Exercise data -

• • •

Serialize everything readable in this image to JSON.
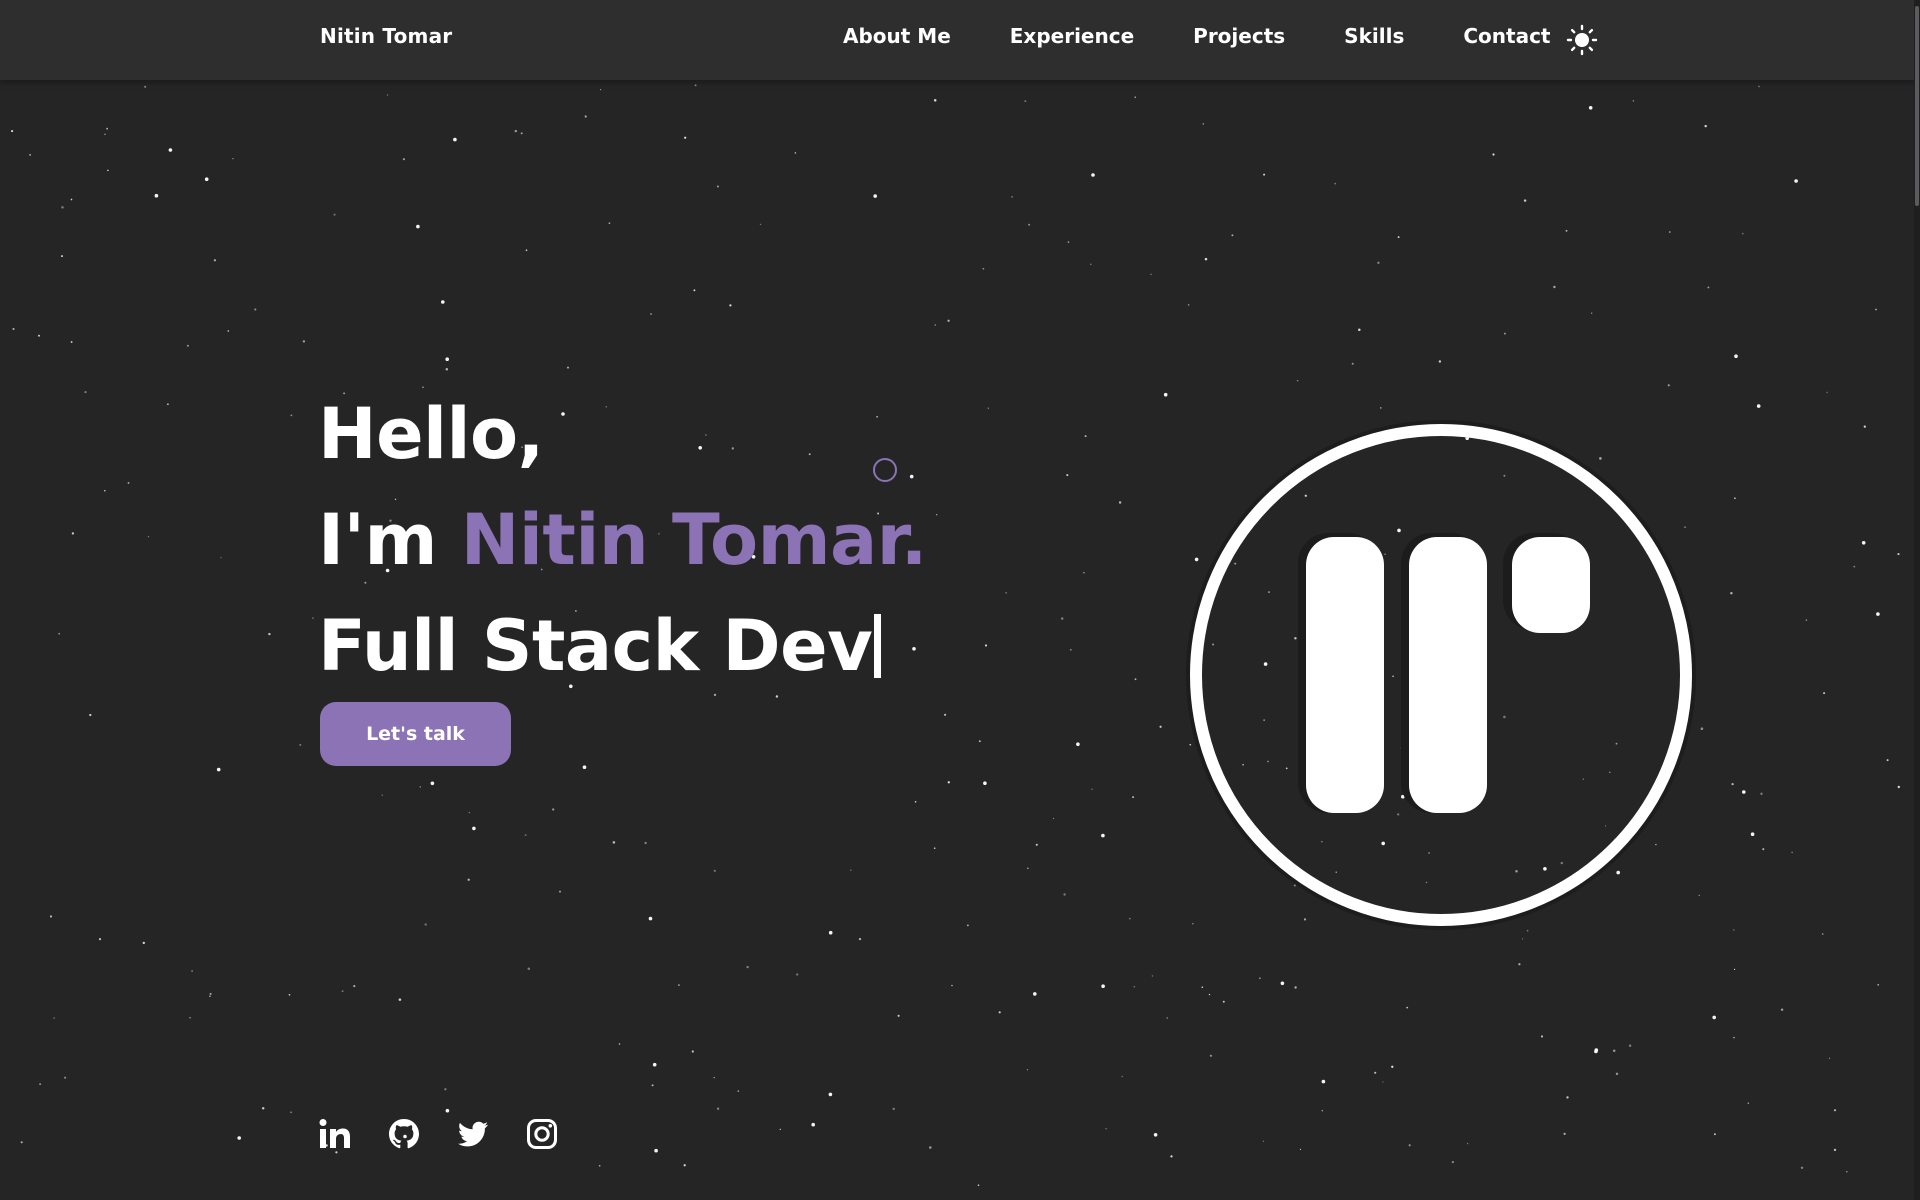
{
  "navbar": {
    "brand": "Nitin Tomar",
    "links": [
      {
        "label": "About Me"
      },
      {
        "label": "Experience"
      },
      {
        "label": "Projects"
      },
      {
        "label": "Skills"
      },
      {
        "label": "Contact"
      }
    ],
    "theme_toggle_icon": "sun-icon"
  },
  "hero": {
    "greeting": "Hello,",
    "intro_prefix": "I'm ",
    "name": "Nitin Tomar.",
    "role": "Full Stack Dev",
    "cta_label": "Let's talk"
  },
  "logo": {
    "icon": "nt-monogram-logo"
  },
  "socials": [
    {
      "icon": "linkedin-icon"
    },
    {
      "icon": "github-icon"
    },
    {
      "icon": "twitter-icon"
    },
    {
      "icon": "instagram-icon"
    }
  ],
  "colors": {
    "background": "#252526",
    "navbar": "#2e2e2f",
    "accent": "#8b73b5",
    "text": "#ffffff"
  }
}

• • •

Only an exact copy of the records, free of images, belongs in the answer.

Finished task -
Serialize everything readable in this image to JSON.
{
  "navbar": {
    "brand": "Nitin Tomar",
    "links": [
      {
        "label": "About Me"
      },
      {
        "label": "Experience"
      },
      {
        "label": "Projects"
      },
      {
        "label": "Skills"
      },
      {
        "label": "Contact"
      }
    ],
    "theme_toggle_icon": "sun-icon"
  },
  "hero": {
    "greeting": "Hello,",
    "intro_prefix": "I'm ",
    "name": "Nitin Tomar.",
    "role": "Full Stack Dev",
    "cta_label": "Let's talk"
  },
  "logo": {
    "icon": "nt-monogram-logo"
  },
  "socials": [
    {
      "icon": "linkedin-icon"
    },
    {
      "icon": "github-icon"
    },
    {
      "icon": "twitter-icon"
    },
    {
      "icon": "instagram-icon"
    }
  ],
  "colors": {
    "background": "#252526",
    "navbar": "#2e2e2f",
    "accent": "#8b73b5",
    "text": "#ffffff"
  }
}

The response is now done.